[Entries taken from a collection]
..........
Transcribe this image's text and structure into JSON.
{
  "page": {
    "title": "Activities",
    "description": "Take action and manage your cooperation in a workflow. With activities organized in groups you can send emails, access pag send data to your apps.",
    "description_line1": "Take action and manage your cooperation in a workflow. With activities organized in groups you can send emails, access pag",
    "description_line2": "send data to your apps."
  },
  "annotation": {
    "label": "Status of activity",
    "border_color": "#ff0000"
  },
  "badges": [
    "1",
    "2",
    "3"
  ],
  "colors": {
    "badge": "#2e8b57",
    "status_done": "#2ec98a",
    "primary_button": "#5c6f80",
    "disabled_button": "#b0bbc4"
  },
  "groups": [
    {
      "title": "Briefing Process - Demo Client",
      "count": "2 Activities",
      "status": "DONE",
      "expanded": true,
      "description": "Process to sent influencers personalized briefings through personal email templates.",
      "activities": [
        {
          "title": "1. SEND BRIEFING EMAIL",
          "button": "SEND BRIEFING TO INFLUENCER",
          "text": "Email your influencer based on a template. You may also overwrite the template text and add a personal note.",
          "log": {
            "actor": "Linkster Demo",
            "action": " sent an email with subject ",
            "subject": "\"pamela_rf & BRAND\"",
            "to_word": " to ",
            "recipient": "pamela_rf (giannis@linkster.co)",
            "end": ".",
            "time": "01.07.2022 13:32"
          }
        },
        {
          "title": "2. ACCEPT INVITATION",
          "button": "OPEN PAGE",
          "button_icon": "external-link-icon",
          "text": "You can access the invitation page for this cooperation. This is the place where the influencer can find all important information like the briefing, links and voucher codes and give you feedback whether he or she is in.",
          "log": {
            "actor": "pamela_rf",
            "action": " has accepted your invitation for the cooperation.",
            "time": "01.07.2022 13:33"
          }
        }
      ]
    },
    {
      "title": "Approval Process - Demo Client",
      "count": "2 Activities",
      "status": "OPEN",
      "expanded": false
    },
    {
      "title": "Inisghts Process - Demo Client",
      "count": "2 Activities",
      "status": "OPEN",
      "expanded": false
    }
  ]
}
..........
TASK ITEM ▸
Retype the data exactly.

SOLUTION TO THE EXERCISE ▸
Transcribe this image's text and structure into JSON.
{
  "page": {
    "title": "Activities",
    "description": "Take action and manage your cooperation in a workflow. With activities organized in groups you can send emails, access pag send data to your apps.",
    "description_line1": "Take action and manage your cooperation in a workflow. With activities organized in groups you can send emails, access pag",
    "description_line2": "send data to your apps."
  },
  "annotation": {
    "label": "Status of activity",
    "border_color": "#ff0000"
  },
  "badges": [
    "1",
    "2",
    "3"
  ],
  "colors": {
    "badge": "#2e8b57",
    "status_done": "#2ec98a",
    "primary_button": "#5c6f80",
    "disabled_button": "#b0bbc4"
  },
  "groups": [
    {
      "title": "Briefing Process - Demo Client",
      "count": "2 Activities",
      "status": "DONE",
      "expanded": true,
      "description": "Process to sent influencers personalized briefings through personal email templates.",
      "activities": [
        {
          "title": "1. SEND BRIEFING EMAIL",
          "button": "SEND BRIEFING TO INFLUENCER",
          "text": "Email your influencer based on a template. You may also overwrite the template text and add a personal note.",
          "log": {
            "actor": "Linkster Demo",
            "action": " sent an email with subject ",
            "subject": "\"pamela_rf & BRAND\"",
            "to_word": " to ",
            "recipient": "pamela_rf (giannis@linkster.co)",
            "end": ".",
            "time": "01.07.2022 13:32"
          }
        },
        {
          "title": "2. ACCEPT INVITATION",
          "button": "OPEN PAGE",
          "button_icon": "external-link-icon",
          "text": "You can access the invitation page for this cooperation. This is the place where the influencer can find all important information like the briefing, links and voucher codes and give you feedback whether he or she is in.",
          "log": {
            "actor": "pamela_rf",
            "action": " has accepted your invitation for the cooperation.",
            "time": "01.07.2022 13:33"
          }
        }
      ]
    },
    {
      "title": "Approval Process - Demo Client",
      "count": "2 Activities",
      "status": "OPEN",
      "expanded": false
    },
    {
      "title": "Inisghts Process - Demo Client",
      "count": "2 Activities",
      "status": "OPEN",
      "expanded": false
    }
  ]
}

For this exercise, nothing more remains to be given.